It was a bit of work to get set up and running, but the above combination gives a development workflow that is very future focused. Things I like about it so far are:

  • It is easy to put in place an Angular 2 like component architecture in order to ease the upgrade path
  • All the file/module dependencies are handled by the explicit ES6 module imports, so no need to worry about making sure Angular files are loaded in the correct order
  • Angular controllers can be easily tested as standalone classes instead of having to mock the whole framework
  • Reasonably seamless flow from Typescript coding to debugging ES6 in the browser with jspm and sourcemaps

Things I still need to sort out:

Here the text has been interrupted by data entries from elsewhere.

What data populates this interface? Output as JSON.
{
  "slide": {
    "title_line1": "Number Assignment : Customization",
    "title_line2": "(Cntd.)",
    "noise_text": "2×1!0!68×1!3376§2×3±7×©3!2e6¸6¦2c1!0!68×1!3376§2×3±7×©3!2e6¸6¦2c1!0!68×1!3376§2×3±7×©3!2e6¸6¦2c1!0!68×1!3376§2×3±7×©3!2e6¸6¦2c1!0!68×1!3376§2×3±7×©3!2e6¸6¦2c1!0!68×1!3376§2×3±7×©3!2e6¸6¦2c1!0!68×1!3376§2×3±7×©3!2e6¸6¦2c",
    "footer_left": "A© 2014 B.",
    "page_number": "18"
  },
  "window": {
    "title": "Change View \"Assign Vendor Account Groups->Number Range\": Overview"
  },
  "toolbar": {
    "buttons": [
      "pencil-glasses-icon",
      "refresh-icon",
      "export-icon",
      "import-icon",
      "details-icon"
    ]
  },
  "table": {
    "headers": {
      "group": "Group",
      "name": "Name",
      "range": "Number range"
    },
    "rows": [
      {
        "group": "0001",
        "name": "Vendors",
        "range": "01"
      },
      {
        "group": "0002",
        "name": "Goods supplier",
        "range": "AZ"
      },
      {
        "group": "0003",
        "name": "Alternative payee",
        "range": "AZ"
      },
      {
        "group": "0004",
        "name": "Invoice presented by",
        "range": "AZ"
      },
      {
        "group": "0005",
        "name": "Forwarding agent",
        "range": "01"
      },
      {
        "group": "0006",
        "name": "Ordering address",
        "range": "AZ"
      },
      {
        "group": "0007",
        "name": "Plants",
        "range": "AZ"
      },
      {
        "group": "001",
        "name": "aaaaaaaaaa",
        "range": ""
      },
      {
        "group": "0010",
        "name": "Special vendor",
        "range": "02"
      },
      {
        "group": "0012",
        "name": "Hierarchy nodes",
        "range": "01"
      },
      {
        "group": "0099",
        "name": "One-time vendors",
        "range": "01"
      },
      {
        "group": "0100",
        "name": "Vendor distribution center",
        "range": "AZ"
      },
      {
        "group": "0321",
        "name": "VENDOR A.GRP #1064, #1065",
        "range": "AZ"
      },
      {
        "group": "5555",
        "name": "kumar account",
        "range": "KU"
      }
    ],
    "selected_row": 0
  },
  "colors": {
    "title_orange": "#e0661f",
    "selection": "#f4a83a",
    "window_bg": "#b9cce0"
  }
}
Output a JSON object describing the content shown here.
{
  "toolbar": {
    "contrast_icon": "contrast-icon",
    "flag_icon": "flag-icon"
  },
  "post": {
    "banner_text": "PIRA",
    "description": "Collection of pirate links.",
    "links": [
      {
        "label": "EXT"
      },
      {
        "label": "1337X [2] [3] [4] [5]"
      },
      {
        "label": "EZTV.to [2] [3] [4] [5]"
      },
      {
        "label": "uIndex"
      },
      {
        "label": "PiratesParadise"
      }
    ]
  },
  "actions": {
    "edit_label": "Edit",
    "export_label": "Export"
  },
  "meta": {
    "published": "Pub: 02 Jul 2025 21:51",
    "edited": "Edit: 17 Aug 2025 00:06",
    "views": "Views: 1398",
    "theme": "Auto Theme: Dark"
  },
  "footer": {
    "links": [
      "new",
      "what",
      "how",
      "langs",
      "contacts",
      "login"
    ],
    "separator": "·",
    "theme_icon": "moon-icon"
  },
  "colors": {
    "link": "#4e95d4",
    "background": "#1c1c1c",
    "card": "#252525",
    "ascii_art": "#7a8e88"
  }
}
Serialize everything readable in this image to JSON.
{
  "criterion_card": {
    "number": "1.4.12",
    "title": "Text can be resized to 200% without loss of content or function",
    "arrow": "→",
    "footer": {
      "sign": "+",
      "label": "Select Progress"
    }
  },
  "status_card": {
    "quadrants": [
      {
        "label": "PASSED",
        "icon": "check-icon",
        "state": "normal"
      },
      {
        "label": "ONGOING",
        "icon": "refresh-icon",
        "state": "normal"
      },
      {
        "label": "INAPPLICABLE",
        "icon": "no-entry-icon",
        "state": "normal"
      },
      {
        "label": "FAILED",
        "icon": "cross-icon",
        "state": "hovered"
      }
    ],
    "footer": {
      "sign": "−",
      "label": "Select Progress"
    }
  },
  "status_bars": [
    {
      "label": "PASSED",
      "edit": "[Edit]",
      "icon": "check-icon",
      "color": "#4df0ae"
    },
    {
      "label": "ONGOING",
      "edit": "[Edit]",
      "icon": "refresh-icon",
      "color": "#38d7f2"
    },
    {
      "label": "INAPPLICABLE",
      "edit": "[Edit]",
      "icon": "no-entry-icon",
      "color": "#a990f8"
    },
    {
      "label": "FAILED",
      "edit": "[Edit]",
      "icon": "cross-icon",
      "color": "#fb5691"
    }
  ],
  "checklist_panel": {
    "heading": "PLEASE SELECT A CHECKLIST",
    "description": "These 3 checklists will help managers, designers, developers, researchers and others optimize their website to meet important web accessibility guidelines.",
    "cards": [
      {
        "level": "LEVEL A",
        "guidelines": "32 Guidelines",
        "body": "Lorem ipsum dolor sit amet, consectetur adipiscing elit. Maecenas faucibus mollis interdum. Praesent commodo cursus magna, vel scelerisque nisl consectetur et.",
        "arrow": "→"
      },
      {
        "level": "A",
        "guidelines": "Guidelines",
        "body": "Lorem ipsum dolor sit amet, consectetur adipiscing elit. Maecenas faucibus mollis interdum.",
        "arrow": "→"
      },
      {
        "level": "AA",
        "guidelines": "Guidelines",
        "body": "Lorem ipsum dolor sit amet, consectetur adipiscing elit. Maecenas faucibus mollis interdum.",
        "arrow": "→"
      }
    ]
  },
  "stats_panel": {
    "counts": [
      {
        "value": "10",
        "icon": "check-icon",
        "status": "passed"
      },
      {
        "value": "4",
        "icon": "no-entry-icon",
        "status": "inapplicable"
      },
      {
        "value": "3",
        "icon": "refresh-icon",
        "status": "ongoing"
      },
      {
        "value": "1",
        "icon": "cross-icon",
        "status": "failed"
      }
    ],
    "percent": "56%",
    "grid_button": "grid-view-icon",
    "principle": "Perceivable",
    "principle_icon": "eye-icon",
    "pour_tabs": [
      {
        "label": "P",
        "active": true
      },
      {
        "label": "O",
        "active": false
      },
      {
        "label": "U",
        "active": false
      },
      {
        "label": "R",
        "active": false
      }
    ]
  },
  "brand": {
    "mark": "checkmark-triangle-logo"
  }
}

  • Code coverage of the Typescript files
  • Some funny path problems with Karma (I have temporarily fixed by adding a special jspm conf file for Karma with baseURL: "/base")
  • Skip compiling to JS step in develop and use the new jspm Typescript compiler option
There is a very basic example of the initial setup at https://github.com/glendaviesnz/angular1-Typescript-ES6modules-jspm-gulp - this is very much a work in progress experimental playground, and not yet another angular boilerplate/seed project - but may be of interest to others exploring this sort of workflow.

Thursday, July 24, 2014

Getting Angular scope variable into Sigma.js and back out again

I have been playing around with setting up a Sigma.js directive to integrate a network graph into a single page Angular JS app.

The basic directive setup was reasonably straight forward, but I wanted to add an onClick function to the nodes in the graph that would update the Angular controller model - but of course the Sigma node click event is outside the Angular world. Thanks to the joys of javascript closures though I found one reasonably easy way to do it.

The onClick binding is added in the directive link: using a function reference, rather than enclosing the actual function, eg.

s.bind('clickNode', clickNode);


instead of

s.bind('clickNode', function(e){ onClick.detail.here;});


The actual clickNode function is then also included in the directive link: where it has access to the directive's isolated scope. In this case I have an object on the scope called 'tweeter' with a two way data bind.

function clickNode(e) {
    
    scope.$apply(function(){
        scope.tweeter.handle = e.data.node.label;
    });
}


When a node is clicked the 'handle' field of the scope.tweeter object is updated with the label of the node, and this is all wrapped in an Angular scope.$apply function which ensures that the change is noticed by Angular.  The corresponding value in the controller is then updated ...... then just like magic the node label from Sigma.js appears in my Angular view template.

Seems to work a treat - but let me know if there is a better way to be doing this?